GIVEN DATA Block Start

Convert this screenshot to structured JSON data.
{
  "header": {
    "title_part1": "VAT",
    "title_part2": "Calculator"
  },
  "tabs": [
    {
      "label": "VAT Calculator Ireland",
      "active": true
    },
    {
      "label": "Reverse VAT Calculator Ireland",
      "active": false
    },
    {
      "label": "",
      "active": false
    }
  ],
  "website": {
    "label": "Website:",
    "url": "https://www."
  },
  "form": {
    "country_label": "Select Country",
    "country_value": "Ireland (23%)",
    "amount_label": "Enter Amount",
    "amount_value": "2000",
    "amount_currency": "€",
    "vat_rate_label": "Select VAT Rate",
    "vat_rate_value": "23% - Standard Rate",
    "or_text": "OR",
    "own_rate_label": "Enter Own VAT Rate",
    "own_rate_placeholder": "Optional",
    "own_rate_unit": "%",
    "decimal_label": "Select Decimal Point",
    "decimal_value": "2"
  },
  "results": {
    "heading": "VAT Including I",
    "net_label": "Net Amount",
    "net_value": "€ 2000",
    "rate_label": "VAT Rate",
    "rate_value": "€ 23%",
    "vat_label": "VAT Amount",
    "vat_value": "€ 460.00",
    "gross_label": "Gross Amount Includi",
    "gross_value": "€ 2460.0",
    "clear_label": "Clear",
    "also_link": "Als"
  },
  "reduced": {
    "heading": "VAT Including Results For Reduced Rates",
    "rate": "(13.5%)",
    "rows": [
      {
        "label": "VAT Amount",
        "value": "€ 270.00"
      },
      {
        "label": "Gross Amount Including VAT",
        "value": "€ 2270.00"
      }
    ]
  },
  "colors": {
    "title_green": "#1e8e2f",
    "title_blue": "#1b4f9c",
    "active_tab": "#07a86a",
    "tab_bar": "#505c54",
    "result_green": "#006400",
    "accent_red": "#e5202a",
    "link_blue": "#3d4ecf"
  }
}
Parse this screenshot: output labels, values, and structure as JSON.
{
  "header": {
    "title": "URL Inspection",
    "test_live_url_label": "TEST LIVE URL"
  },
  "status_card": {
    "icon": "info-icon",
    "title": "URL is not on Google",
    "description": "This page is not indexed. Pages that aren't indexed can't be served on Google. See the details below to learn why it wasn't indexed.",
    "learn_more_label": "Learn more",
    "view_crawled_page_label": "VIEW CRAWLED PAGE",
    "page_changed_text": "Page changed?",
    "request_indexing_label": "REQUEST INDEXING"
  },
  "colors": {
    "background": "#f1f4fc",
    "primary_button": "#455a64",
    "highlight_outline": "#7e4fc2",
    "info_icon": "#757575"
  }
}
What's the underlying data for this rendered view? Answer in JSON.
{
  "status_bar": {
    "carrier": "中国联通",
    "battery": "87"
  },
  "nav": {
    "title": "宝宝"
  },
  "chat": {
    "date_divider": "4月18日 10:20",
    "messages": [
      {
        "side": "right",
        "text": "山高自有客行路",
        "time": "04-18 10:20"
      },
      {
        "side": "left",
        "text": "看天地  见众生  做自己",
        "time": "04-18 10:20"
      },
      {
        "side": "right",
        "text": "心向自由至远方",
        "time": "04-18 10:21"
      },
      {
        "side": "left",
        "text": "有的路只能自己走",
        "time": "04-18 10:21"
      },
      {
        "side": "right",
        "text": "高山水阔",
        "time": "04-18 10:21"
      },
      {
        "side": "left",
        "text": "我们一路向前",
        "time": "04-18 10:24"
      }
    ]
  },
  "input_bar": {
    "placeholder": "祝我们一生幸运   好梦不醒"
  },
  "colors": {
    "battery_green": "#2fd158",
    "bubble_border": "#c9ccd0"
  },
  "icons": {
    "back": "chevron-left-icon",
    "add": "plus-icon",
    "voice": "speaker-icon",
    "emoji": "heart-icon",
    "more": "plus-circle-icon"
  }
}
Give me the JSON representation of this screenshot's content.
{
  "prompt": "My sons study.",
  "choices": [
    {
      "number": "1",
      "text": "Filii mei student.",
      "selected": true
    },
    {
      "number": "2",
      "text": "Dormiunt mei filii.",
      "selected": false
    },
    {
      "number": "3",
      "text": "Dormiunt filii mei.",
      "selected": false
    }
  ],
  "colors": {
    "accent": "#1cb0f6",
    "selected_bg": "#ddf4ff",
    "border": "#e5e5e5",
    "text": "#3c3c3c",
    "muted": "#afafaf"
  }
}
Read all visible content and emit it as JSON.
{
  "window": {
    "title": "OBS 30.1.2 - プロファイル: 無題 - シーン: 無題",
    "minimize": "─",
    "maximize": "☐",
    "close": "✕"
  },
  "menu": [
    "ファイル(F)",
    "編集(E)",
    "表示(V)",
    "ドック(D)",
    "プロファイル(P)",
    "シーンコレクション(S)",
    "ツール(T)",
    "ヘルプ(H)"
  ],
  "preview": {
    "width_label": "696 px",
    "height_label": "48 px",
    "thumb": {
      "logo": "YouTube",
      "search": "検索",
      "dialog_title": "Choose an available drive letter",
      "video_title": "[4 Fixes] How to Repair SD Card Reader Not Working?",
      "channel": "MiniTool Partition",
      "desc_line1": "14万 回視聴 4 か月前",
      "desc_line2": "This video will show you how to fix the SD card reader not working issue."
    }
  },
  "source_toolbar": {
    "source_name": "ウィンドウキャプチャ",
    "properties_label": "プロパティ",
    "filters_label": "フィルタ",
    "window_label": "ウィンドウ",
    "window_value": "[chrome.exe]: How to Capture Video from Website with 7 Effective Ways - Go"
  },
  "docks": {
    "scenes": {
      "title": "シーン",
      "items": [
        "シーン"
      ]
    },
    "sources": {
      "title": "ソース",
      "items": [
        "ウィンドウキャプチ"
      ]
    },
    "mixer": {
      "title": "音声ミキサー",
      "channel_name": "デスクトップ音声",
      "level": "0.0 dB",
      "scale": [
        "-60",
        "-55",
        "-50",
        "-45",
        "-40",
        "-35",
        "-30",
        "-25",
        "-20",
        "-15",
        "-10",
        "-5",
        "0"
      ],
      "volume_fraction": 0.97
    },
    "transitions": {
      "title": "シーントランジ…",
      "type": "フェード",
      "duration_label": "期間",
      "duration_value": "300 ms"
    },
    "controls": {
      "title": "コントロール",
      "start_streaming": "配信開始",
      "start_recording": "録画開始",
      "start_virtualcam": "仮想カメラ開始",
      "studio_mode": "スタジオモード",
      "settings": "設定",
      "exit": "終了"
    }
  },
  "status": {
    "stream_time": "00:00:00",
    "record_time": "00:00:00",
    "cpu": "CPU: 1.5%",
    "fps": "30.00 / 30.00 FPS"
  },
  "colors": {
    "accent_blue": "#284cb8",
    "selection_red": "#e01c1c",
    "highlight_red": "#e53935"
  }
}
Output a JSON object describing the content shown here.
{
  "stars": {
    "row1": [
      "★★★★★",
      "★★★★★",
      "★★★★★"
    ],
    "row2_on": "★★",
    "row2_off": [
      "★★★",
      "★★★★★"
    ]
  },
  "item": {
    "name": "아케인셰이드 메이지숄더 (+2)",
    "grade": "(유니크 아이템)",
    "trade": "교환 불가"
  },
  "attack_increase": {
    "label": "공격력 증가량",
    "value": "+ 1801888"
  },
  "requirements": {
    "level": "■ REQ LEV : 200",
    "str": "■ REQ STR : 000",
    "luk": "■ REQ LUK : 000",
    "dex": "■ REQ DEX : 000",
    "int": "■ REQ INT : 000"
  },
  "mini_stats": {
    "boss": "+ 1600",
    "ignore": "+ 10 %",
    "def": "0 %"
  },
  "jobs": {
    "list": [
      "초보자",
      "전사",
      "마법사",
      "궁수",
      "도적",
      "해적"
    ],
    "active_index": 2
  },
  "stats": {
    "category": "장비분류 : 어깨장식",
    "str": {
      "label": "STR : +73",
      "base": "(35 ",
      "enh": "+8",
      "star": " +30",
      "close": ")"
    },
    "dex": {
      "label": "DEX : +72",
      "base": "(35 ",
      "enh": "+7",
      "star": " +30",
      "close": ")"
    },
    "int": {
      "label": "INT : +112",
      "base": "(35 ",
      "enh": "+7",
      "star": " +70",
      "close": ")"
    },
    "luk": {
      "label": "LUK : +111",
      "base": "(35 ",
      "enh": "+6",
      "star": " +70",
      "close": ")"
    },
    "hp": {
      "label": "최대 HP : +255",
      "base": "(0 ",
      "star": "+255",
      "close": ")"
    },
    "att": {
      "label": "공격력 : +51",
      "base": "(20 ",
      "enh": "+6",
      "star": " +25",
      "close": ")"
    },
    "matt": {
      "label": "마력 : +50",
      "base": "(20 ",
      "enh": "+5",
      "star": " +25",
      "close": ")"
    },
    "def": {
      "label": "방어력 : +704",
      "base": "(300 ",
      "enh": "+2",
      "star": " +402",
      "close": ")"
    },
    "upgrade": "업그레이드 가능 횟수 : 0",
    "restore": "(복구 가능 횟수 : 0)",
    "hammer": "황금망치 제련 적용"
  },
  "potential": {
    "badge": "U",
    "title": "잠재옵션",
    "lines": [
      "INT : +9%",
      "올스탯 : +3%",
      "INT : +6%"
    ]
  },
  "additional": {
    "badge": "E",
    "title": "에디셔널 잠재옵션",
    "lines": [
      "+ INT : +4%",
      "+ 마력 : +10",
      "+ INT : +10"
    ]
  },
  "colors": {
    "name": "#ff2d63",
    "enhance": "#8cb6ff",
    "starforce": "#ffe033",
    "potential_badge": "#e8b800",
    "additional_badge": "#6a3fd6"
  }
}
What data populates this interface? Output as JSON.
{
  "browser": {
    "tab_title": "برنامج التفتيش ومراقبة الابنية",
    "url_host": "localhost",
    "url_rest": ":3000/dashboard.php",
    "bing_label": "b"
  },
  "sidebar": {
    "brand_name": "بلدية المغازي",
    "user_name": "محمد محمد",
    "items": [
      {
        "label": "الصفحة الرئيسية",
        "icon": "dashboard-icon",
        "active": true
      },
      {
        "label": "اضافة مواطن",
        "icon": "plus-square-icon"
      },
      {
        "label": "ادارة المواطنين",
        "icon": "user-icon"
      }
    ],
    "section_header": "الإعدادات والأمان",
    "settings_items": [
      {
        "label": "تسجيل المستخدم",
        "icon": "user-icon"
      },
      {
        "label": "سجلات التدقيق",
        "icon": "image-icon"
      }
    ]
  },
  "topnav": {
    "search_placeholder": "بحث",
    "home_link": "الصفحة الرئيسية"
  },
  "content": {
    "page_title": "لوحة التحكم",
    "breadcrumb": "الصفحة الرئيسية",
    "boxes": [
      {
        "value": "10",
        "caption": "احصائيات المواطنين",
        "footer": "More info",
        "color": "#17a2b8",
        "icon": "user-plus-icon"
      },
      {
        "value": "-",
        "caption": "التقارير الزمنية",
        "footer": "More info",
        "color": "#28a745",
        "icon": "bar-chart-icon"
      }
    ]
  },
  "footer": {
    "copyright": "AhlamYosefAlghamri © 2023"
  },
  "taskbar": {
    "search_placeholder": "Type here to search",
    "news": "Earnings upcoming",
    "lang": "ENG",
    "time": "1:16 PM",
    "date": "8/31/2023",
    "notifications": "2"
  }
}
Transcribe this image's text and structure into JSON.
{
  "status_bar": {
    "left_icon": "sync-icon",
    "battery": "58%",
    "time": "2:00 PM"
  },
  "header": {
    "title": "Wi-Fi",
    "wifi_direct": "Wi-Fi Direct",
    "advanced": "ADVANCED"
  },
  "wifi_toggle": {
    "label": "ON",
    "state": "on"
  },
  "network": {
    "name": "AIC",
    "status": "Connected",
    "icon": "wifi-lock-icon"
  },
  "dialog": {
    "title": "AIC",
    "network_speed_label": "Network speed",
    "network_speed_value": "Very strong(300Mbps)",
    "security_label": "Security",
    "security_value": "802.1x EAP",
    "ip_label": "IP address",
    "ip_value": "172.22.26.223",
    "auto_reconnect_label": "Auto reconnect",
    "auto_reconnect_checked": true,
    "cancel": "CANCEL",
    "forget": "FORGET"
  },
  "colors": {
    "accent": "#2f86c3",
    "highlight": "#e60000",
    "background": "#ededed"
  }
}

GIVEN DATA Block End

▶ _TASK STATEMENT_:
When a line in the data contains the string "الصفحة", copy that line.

▶ _WORKED SOLUTION_:
        "label": "الصفحة الرئيسية",
    "home_link": "الصفحة الرئيسية"
    "breadcrumb": "الصفحة الرئيسية",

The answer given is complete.